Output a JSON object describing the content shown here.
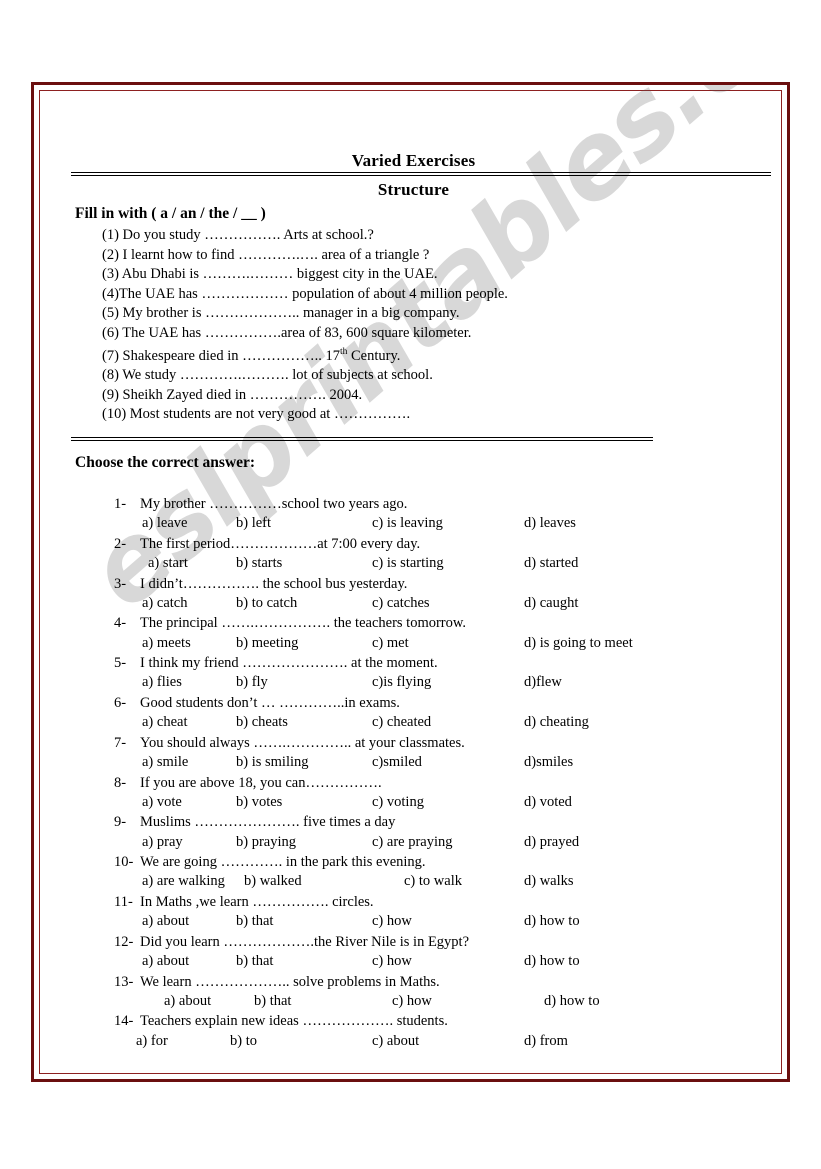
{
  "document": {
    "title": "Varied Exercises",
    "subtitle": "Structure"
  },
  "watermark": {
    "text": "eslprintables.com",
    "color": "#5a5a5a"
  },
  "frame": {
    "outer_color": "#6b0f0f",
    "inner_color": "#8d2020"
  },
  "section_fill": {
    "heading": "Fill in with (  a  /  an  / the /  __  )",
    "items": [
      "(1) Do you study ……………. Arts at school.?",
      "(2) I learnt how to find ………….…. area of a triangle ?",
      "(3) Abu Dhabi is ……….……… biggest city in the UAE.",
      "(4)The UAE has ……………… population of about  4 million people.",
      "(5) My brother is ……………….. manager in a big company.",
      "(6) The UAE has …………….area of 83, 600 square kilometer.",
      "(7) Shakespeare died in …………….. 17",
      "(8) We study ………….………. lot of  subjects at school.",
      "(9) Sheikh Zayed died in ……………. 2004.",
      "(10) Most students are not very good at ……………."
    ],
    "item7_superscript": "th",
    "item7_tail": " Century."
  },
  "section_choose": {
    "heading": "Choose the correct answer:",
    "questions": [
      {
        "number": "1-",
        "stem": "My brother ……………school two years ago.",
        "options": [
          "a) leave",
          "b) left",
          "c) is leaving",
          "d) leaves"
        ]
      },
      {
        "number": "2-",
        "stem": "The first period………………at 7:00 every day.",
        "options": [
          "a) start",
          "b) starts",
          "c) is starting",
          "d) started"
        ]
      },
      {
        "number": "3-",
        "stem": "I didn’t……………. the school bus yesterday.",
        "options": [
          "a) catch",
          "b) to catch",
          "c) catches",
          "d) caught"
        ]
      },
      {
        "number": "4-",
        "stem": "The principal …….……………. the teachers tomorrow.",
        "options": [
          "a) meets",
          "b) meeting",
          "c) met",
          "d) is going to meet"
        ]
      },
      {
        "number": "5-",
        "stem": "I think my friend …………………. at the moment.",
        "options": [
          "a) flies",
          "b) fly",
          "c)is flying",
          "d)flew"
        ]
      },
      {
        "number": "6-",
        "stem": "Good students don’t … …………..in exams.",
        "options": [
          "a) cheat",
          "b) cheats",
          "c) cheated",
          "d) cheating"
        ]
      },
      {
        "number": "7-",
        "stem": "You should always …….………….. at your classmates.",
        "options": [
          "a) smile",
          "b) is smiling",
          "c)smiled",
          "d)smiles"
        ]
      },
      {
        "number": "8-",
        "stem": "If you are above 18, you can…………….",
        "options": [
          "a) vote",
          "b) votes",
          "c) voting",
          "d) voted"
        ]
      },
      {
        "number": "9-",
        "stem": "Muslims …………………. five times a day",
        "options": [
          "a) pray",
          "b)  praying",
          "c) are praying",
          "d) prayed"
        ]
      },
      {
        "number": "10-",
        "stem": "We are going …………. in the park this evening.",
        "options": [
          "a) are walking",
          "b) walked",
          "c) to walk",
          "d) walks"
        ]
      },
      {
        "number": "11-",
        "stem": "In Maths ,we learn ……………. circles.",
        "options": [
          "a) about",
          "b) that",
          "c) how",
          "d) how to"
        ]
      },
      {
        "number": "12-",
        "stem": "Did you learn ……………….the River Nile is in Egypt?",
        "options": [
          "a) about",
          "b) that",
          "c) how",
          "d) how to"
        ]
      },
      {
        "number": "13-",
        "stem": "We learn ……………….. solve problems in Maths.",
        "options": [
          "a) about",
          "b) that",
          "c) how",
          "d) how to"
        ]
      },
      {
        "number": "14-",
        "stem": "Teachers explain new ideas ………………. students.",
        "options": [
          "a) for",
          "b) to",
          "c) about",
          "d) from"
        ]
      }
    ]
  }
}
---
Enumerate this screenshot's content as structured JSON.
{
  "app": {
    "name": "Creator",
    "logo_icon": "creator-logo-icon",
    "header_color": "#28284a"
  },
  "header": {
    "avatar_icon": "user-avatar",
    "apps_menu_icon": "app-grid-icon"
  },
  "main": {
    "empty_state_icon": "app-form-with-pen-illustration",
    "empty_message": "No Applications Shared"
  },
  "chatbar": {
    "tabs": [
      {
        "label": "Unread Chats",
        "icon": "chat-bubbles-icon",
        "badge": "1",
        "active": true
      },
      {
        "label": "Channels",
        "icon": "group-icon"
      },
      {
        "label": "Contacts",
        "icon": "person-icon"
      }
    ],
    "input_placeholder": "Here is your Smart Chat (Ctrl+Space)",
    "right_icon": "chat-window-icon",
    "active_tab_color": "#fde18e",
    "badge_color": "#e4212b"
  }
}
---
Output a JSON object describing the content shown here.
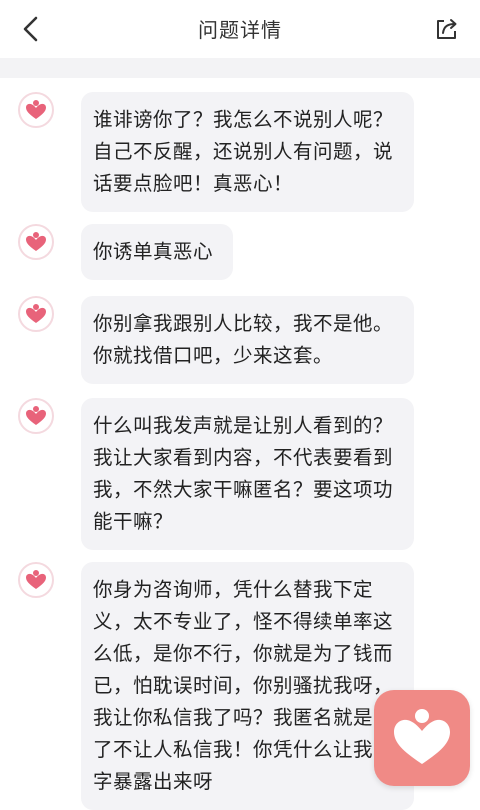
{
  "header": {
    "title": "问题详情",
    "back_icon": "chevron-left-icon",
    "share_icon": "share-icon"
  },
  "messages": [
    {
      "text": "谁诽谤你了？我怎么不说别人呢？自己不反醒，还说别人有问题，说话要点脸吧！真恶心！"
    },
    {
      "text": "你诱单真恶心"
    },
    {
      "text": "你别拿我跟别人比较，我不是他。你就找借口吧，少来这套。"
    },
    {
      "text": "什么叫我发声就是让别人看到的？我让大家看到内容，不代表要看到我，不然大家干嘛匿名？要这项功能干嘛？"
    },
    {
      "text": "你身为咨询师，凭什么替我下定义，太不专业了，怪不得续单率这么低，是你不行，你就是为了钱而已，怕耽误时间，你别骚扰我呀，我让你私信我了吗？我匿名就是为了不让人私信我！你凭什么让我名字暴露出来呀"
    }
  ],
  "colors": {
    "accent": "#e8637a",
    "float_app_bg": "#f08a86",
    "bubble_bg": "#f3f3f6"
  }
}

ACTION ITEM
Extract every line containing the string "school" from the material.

RESPONSE
      "(1) Do you study ……………. Arts at school.?",
      "(8) We study ………….………. lot of  subjects at school.",
        "stem": "My brother ……………school two years ago.",
        "stem": "I didn’t……………. the school bus yesterday.",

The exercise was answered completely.